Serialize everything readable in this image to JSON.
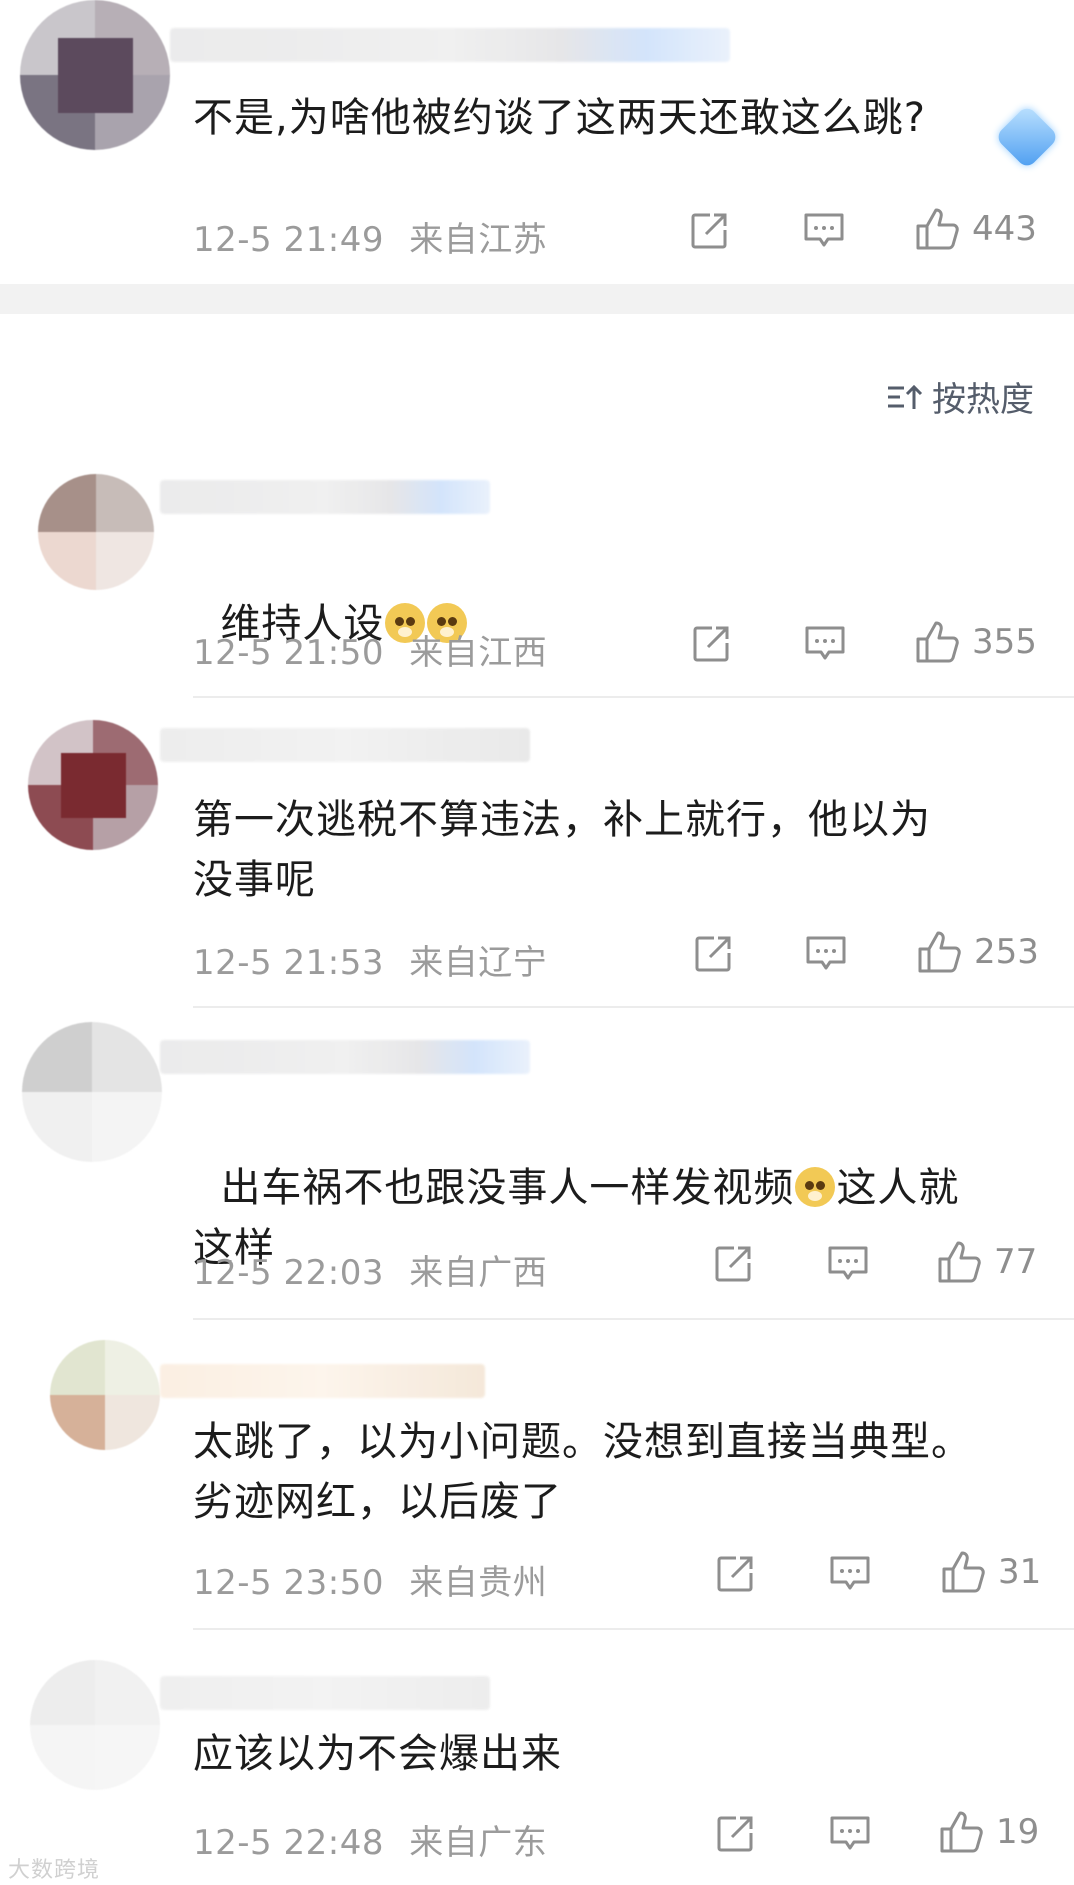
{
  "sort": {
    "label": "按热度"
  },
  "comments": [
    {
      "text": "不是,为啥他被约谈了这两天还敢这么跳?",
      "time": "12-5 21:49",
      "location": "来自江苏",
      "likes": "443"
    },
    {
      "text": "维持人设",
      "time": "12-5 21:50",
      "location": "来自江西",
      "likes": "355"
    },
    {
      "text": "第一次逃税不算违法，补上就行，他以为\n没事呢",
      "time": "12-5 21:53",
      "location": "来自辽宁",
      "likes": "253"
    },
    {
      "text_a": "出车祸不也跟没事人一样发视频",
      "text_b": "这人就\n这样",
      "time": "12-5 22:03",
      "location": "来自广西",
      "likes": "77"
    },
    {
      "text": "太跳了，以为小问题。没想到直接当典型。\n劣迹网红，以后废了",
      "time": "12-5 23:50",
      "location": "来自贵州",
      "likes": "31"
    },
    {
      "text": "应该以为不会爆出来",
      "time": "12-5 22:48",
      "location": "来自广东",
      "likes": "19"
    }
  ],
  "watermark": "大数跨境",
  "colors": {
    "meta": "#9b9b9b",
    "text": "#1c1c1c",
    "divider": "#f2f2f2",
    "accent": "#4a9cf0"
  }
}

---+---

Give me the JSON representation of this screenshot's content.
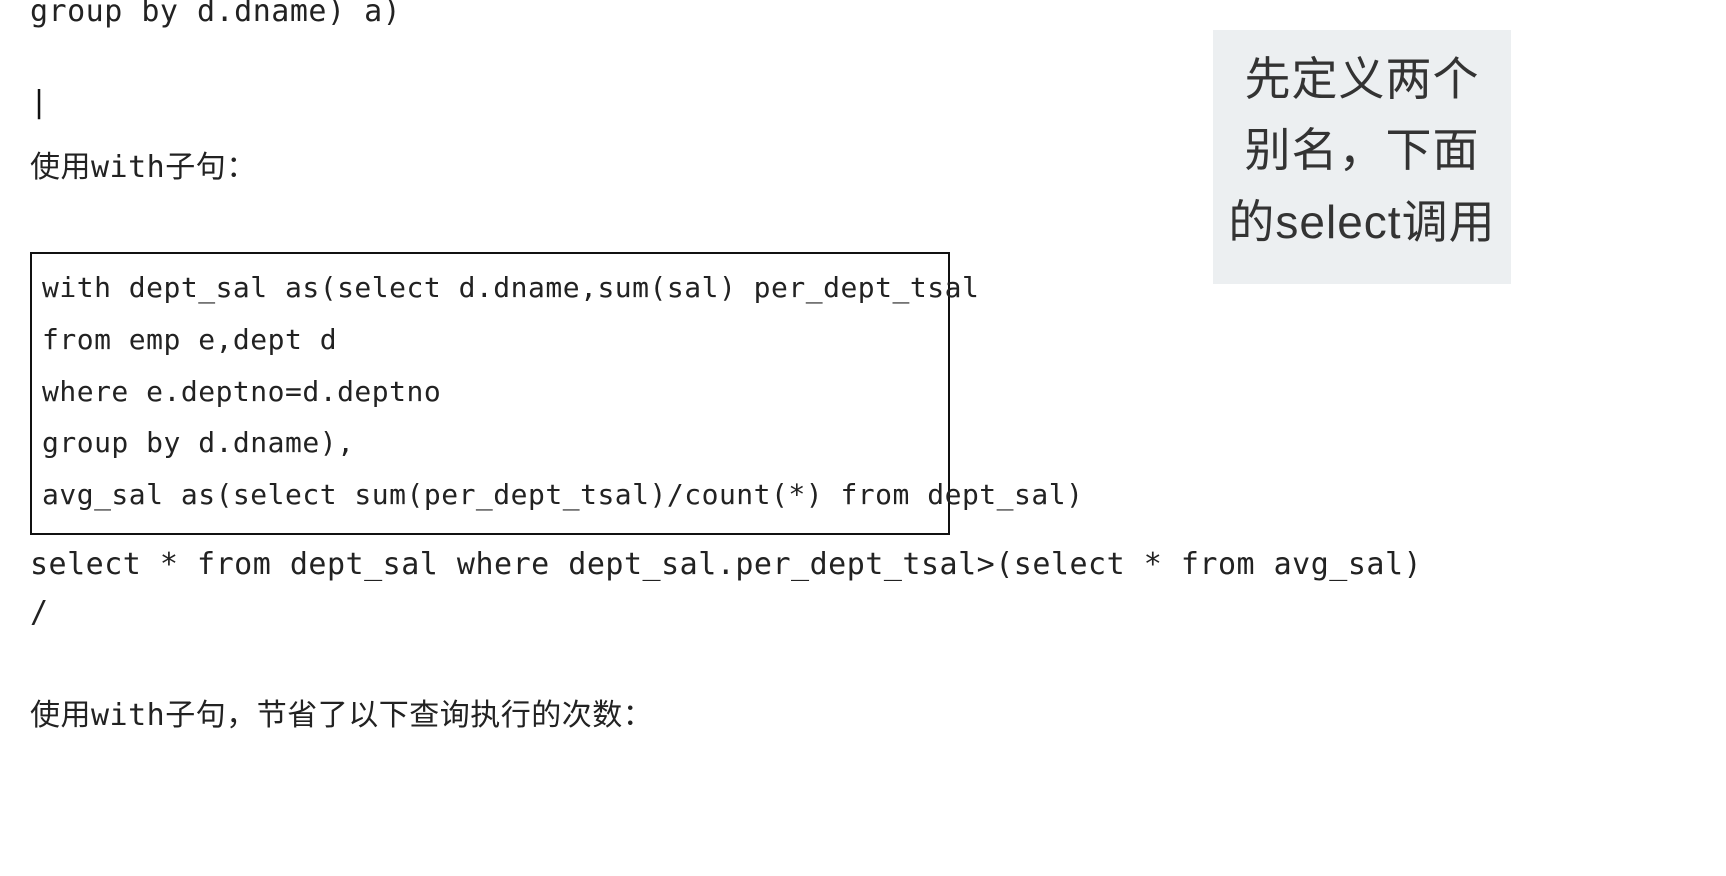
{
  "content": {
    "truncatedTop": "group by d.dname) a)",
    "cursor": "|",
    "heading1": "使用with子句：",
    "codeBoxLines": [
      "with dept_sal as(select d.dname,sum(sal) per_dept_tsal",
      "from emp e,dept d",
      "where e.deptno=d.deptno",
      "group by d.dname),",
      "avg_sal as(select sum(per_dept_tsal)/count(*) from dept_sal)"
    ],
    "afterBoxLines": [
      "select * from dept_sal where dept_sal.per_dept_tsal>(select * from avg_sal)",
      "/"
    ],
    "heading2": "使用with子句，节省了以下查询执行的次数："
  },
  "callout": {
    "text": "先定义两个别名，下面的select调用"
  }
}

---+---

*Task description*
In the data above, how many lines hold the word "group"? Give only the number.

*Written solution*
2